(Extracted data begins)

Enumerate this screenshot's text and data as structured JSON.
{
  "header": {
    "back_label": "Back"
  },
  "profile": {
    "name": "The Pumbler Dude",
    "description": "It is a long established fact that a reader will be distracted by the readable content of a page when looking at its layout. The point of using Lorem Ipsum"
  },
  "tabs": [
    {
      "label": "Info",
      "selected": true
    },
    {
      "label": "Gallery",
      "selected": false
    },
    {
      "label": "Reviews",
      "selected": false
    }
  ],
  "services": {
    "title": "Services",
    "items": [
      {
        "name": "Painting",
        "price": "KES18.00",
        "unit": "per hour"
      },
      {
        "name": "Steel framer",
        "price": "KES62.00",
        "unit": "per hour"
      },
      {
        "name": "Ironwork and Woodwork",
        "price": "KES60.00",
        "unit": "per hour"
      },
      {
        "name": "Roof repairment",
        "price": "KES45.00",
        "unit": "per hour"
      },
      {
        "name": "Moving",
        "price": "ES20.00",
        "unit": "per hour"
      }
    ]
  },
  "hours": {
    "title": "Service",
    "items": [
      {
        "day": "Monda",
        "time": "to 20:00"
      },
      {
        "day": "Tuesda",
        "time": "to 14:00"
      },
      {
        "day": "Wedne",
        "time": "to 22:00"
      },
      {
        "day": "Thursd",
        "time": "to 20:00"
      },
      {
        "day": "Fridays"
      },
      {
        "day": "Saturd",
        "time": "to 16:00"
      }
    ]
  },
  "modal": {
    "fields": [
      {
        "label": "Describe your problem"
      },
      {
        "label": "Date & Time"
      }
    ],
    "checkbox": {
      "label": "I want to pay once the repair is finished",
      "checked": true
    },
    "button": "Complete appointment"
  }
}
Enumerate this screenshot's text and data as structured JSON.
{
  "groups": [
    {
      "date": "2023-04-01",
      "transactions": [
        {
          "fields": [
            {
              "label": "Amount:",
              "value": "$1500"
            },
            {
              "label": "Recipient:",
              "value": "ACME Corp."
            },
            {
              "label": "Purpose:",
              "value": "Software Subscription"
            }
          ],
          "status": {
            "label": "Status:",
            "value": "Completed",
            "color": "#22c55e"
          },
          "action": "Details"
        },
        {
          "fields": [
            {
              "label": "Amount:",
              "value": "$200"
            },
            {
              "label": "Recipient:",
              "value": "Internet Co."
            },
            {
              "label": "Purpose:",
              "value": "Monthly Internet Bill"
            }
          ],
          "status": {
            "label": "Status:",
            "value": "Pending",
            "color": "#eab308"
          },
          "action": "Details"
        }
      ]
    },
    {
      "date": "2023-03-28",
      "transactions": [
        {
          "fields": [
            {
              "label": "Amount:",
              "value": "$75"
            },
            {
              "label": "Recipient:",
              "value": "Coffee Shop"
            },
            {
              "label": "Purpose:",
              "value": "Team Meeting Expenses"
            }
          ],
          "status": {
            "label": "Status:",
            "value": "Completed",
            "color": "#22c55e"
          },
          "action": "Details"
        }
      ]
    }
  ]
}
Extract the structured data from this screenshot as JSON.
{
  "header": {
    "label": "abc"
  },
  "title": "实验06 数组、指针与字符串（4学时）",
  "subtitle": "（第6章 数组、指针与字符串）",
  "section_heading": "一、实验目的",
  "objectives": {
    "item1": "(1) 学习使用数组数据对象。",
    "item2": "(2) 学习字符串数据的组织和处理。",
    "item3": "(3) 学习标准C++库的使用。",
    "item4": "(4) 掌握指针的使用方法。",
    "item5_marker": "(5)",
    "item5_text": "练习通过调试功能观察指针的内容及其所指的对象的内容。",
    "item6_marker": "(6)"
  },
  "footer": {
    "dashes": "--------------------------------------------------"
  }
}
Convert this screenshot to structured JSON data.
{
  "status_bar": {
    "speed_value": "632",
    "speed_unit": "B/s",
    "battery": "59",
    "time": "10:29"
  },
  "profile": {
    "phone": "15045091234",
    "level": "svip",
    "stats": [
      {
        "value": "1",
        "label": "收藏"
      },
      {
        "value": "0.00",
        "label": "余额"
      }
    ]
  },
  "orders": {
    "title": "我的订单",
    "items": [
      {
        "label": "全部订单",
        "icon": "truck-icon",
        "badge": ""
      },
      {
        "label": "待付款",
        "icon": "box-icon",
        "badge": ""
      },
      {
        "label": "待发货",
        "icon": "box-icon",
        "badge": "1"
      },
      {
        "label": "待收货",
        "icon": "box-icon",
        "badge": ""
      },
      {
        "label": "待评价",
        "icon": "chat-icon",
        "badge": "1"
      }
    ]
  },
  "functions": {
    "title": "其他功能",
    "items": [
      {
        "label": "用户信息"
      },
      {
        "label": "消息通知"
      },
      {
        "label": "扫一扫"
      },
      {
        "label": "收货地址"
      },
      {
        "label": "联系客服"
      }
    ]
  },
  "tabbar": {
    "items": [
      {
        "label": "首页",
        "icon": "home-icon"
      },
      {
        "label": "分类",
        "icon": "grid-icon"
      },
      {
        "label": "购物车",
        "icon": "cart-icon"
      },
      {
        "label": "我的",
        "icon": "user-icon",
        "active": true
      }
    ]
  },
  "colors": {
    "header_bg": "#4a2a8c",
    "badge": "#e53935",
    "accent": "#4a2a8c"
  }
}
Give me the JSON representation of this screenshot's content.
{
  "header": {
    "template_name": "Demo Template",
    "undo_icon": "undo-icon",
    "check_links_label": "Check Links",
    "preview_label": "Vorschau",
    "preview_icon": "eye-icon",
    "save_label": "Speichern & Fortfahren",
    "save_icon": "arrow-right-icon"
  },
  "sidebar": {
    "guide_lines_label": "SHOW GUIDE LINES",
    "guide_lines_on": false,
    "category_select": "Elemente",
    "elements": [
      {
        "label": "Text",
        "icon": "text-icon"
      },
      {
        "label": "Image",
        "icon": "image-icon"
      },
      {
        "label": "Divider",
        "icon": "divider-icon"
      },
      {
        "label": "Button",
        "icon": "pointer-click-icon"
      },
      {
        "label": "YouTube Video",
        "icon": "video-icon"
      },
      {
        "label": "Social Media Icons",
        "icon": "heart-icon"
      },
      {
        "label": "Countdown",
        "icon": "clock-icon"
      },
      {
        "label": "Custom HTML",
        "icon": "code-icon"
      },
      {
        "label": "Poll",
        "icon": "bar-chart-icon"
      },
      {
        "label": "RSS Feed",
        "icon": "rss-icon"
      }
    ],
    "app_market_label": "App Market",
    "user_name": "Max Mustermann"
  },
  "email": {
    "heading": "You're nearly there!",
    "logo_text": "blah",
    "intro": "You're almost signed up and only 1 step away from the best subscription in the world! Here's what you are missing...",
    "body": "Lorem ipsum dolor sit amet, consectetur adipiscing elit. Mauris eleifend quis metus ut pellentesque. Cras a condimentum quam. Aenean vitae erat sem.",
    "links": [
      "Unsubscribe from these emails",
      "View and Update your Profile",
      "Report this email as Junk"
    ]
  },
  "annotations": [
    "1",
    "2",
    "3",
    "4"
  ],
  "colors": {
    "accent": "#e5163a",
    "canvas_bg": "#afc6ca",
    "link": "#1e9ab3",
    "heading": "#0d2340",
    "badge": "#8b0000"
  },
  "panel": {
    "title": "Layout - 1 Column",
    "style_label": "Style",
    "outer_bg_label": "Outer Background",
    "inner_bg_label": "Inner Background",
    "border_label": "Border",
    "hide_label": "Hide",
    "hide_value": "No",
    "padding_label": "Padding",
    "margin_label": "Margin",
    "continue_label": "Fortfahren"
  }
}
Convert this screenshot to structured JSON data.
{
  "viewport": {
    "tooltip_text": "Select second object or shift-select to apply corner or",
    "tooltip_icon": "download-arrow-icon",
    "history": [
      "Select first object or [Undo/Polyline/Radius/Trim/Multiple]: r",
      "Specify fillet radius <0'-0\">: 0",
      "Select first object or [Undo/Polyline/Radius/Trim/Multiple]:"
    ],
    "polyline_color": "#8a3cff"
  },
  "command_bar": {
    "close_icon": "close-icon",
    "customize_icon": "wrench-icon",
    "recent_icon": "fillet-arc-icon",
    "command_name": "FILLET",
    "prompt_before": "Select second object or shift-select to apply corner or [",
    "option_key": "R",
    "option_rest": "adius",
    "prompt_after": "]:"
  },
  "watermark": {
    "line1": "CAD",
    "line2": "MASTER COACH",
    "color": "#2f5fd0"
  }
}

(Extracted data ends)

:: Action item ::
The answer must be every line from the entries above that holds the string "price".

:: Expected answer ::
        "price": "KES18.00",
        "price": "KES62.00",
        "price": "KES60.00",
        "price": "KES45.00",
        "price": "ES20.00",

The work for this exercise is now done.